(SUPPLIED DATA begins)

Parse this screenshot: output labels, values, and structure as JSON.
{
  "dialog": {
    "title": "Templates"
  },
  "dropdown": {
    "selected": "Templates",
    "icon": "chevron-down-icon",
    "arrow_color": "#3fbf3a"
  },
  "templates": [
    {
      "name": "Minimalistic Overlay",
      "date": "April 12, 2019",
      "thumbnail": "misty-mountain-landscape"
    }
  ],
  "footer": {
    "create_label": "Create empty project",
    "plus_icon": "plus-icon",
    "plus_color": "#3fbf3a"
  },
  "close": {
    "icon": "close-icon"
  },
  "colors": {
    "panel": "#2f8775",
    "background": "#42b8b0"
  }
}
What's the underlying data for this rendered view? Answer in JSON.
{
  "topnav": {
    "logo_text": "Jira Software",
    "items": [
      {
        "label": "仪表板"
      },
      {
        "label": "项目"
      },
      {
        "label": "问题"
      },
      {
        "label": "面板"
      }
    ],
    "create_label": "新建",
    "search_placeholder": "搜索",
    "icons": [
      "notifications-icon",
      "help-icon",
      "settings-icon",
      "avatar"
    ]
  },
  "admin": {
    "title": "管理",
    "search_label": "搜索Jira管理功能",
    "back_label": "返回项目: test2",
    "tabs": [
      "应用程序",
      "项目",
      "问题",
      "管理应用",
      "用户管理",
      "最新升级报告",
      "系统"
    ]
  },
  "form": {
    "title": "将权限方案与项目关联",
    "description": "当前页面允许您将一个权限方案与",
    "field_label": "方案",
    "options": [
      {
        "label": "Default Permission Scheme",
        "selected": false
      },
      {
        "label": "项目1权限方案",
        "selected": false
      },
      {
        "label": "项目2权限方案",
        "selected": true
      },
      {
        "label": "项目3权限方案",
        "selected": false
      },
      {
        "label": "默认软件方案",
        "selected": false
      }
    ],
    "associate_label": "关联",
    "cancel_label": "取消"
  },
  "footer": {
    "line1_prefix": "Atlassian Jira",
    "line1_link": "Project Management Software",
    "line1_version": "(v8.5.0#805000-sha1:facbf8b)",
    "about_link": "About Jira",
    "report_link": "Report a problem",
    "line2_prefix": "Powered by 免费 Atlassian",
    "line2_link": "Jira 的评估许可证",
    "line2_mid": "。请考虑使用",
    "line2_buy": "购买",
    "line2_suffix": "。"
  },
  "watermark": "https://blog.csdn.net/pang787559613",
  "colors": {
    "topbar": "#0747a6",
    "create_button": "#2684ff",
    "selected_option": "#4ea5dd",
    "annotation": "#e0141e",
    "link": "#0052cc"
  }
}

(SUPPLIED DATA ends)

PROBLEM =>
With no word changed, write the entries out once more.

TASK OUTPUT =>
Parse this screenshot: output labels, values, and structure as JSON.
{
  "dialog": {
    "title": "Templates"
  },
  "dropdown": {
    "selected": "Templates",
    "icon": "chevron-down-icon",
    "arrow_color": "#3fbf3a"
  },
  "templates": [
    {
      "name": "Minimalistic Overlay",
      "date": "April 12, 2019",
      "thumbnail": "misty-mountain-landscape"
    }
  ],
  "footer": {
    "create_label": "Create empty project",
    "plus_icon": "plus-icon",
    "plus_color": "#3fbf3a"
  },
  "close": {
    "icon": "close-icon"
  },
  "colors": {
    "panel": "#2f8775",
    "background": "#42b8b0"
  }
}
What's the underlying data for this rendered view? Answer in JSON.
{
  "topnav": {
    "logo_text": "Jira Software",
    "items": [
      {
        "label": "仪表板"
      },
      {
        "label": "项目"
      },
      {
        "label": "问题"
      },
      {
        "label": "面板"
      }
    ],
    "create_label": "新建",
    "search_placeholder": "搜索",
    "icons": [
      "notifications-icon",
      "help-icon",
      "settings-icon",
      "avatar"
    ]
  },
  "admin": {
    "title": "管理",
    "search_label": "搜索Jira管理功能",
    "back_label": "返回项目: test2",
    "tabs": [
      "应用程序",
      "项目",
      "问题",
      "管理应用",
      "用户管理",
      "最新升级报告",
      "系统"
    ]
  },
  "form": {
    "title": "将权限方案与项目关联",
    "description": "当前页面允许您将一个权限方案与",
    "field_label": "方案",
    "options": [
      {
        "label": "Default Permission Scheme",
        "selected": false
      },
      {
        "label": "项目1权限方案",
        "selected": false
      },
      {
        "label": "项目2权限方案",
        "selected": true
      },
      {
        "label": "项目3权限方案",
        "selected": false
      },
      {
        "label": "默认软件方案",
        "selected": false
      }
    ],
    "associate_label": "关联",
    "cancel_label": "取消"
  },
  "footer": {
    "line1_prefix": "Atlassian Jira",
    "line1_link": "Project Management Software",
    "line1_version": "(v8.5.0#805000-sha1:facbf8b)",
    "about_link": "About Jira",
    "report_link": "Report a problem",
    "line2_prefix": "Powered by 免费 Atlassian",
    "line2_link": "Jira 的评估许可证",
    "line2_mid": "。请考虑使用",
    "line2_buy": "购买",
    "line2_suffix": "。"
  },
  "watermark": "https://blog.csdn.net/pang787559613",
  "colors": {
    "topbar": "#0747a6",
    "create_button": "#2684ff",
    "selected_option": "#4ea5dd",
    "annotation": "#e0141e",
    "link": "#0052cc"
  }
}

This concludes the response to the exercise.